[Stored data]
=== Begin Enclosure ===

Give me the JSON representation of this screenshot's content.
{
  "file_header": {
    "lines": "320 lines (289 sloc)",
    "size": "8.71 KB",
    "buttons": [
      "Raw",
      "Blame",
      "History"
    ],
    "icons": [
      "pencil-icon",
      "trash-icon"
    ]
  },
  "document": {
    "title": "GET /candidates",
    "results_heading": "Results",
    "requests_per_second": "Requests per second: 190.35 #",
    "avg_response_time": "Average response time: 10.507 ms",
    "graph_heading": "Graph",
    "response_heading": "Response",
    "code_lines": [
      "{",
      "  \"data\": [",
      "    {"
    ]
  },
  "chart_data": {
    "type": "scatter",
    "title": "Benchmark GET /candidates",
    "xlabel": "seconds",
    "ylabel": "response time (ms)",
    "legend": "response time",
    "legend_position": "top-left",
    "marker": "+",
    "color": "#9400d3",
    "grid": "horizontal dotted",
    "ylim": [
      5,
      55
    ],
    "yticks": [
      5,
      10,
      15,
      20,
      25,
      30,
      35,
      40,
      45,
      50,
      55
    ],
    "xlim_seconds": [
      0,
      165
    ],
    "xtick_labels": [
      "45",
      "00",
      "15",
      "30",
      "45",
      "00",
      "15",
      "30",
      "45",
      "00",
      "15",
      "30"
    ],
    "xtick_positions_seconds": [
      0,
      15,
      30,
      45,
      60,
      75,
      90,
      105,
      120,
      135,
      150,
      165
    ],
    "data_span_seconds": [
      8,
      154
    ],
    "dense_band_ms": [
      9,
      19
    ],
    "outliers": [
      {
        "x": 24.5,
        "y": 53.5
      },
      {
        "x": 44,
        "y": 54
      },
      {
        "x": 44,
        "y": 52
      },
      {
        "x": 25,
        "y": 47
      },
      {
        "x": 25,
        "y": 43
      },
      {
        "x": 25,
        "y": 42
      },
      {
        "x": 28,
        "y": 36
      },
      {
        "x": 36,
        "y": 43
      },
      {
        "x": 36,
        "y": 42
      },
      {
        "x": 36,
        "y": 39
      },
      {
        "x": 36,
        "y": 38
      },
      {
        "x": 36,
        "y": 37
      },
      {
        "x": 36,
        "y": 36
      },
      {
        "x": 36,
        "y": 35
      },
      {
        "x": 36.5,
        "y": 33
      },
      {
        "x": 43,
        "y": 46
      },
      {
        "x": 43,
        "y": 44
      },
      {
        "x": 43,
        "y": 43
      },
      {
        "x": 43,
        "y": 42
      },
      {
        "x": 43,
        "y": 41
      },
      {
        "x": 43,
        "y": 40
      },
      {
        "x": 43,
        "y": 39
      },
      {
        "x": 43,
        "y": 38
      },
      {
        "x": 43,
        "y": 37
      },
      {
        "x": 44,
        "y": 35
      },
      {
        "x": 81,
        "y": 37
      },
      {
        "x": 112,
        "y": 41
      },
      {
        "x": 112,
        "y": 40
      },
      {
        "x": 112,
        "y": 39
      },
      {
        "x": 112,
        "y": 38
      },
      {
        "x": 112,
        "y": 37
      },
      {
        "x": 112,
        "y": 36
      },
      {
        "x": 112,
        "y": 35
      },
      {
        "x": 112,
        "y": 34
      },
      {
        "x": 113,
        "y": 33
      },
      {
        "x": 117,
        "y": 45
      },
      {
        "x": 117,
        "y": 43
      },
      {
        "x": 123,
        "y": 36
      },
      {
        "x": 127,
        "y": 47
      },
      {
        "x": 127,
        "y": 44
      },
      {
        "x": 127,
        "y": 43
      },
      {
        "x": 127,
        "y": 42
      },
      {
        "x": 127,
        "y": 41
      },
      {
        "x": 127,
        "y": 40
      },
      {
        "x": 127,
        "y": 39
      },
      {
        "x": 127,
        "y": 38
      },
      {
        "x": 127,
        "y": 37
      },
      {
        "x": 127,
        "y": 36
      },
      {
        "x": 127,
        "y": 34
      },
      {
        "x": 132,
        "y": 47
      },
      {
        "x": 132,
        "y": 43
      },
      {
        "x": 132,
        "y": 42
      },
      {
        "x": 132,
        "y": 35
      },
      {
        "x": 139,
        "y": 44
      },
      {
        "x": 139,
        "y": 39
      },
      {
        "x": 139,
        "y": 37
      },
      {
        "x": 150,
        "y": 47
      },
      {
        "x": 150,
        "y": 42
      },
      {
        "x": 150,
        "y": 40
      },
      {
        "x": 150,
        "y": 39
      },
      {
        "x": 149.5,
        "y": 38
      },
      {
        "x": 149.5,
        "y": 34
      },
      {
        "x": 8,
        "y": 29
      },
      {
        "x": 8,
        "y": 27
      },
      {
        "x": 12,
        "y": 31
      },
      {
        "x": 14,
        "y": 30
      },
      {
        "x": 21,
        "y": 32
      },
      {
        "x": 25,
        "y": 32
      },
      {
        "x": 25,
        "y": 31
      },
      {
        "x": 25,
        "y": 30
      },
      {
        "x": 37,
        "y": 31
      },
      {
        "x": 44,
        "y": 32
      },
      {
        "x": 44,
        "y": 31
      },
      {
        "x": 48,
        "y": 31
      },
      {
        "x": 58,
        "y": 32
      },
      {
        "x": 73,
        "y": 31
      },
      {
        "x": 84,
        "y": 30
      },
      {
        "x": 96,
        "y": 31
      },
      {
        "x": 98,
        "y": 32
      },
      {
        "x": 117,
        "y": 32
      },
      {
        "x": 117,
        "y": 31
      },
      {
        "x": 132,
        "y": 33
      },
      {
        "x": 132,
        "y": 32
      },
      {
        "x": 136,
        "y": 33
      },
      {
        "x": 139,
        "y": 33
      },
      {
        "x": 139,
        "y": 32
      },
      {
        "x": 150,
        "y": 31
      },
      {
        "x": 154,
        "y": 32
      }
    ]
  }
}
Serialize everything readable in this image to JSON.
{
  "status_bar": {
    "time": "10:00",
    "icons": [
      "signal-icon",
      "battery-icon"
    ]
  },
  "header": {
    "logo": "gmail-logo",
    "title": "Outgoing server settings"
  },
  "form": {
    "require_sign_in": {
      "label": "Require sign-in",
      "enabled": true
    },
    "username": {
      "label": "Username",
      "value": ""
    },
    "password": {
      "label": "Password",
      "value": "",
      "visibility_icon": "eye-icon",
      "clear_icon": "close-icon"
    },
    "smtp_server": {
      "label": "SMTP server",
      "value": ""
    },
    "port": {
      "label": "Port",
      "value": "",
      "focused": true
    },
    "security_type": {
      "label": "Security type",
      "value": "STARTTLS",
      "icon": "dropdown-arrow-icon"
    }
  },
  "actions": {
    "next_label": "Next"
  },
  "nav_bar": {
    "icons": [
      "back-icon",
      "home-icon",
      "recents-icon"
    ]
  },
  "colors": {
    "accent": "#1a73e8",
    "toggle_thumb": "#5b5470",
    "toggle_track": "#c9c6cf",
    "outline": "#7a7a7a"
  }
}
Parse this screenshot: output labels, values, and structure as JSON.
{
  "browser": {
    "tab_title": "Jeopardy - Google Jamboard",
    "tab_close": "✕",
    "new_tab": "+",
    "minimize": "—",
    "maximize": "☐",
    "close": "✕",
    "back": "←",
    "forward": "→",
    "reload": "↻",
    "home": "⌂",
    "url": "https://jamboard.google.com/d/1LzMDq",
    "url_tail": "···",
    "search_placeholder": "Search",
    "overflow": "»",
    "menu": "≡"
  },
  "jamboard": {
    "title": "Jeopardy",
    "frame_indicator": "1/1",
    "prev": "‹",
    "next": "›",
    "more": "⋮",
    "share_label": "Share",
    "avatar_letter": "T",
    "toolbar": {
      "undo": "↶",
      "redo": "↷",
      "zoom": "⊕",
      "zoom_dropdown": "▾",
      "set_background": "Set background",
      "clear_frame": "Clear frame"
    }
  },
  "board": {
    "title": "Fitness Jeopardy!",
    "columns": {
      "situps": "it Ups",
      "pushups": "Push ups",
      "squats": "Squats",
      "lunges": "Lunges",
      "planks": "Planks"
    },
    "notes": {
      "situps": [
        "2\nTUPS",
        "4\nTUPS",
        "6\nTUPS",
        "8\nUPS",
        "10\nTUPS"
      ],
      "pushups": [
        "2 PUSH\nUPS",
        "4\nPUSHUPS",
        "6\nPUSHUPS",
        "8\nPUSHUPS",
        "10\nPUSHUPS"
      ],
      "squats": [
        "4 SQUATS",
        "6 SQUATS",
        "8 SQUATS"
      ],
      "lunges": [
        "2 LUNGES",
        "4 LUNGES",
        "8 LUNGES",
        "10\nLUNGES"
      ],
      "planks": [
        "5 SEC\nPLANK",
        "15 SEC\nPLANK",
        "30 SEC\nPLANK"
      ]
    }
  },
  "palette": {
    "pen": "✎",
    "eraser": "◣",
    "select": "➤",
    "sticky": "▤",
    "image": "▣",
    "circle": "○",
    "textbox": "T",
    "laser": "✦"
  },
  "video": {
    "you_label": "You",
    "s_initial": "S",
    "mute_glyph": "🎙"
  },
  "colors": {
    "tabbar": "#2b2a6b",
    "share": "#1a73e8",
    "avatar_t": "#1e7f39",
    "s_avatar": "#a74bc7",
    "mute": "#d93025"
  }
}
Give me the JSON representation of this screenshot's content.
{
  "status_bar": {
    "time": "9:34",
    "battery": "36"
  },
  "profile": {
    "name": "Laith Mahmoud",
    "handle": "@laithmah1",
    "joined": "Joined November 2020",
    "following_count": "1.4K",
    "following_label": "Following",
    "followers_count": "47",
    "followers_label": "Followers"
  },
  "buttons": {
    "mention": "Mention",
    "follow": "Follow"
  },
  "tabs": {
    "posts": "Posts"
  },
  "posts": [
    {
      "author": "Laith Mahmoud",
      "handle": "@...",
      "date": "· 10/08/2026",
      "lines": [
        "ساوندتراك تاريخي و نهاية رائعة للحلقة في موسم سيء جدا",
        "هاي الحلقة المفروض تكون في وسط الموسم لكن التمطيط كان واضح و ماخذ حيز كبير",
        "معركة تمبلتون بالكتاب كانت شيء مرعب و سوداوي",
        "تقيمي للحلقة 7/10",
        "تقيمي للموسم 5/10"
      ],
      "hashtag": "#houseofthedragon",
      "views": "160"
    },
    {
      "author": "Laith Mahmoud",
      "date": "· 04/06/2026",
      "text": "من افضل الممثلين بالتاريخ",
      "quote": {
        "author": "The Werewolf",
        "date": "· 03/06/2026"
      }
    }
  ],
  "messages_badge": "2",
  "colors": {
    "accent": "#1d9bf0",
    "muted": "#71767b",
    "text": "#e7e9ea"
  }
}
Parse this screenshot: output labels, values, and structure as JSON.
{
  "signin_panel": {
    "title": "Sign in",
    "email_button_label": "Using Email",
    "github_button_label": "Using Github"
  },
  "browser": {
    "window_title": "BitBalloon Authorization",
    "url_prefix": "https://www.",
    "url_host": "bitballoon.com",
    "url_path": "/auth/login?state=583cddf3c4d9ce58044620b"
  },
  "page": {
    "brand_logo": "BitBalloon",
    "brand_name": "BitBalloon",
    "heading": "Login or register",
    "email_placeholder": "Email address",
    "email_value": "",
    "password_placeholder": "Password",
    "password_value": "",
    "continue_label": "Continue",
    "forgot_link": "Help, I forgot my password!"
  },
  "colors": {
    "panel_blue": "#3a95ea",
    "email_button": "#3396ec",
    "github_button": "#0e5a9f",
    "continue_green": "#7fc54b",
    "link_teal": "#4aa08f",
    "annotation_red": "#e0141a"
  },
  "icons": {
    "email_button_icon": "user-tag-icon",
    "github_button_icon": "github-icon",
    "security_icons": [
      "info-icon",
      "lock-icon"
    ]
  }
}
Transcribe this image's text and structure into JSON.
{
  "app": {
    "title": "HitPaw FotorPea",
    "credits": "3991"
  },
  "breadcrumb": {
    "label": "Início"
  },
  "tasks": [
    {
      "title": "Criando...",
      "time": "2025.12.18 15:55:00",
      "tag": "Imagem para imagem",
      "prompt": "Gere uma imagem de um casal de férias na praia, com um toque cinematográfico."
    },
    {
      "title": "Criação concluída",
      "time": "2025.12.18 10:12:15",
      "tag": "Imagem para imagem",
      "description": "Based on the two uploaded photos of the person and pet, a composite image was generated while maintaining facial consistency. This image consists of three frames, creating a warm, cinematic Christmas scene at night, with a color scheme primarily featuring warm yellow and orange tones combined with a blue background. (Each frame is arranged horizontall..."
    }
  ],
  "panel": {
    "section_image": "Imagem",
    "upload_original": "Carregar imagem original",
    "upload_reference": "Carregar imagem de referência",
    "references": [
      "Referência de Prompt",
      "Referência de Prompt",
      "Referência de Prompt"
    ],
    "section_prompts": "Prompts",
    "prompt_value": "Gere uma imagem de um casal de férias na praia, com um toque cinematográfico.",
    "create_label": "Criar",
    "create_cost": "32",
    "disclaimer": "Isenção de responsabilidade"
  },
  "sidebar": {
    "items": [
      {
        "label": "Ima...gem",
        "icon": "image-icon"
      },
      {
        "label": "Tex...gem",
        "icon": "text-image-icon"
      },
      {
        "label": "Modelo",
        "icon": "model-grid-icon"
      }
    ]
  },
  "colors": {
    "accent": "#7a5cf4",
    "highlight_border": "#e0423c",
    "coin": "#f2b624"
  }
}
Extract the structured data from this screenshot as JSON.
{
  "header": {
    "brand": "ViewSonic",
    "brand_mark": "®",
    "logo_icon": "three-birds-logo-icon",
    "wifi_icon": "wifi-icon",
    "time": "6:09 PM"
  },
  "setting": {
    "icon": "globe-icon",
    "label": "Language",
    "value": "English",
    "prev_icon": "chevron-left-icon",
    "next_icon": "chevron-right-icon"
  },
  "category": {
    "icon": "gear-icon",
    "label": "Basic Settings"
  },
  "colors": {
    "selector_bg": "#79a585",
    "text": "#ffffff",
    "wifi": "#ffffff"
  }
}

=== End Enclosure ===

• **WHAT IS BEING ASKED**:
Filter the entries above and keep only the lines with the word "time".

• **RESPONSE**:
    "avg_response_time": "Average response time: 10.507 ms",
    "ylabel": "response time (ms)",
    "legend": "response time",
    "time": "10:00",
    "time": "9:34",
      "time": "2025.12.18 15:55:00",
      "time": "2025.12.18 10:12:15",
    "time": "6:09 PM"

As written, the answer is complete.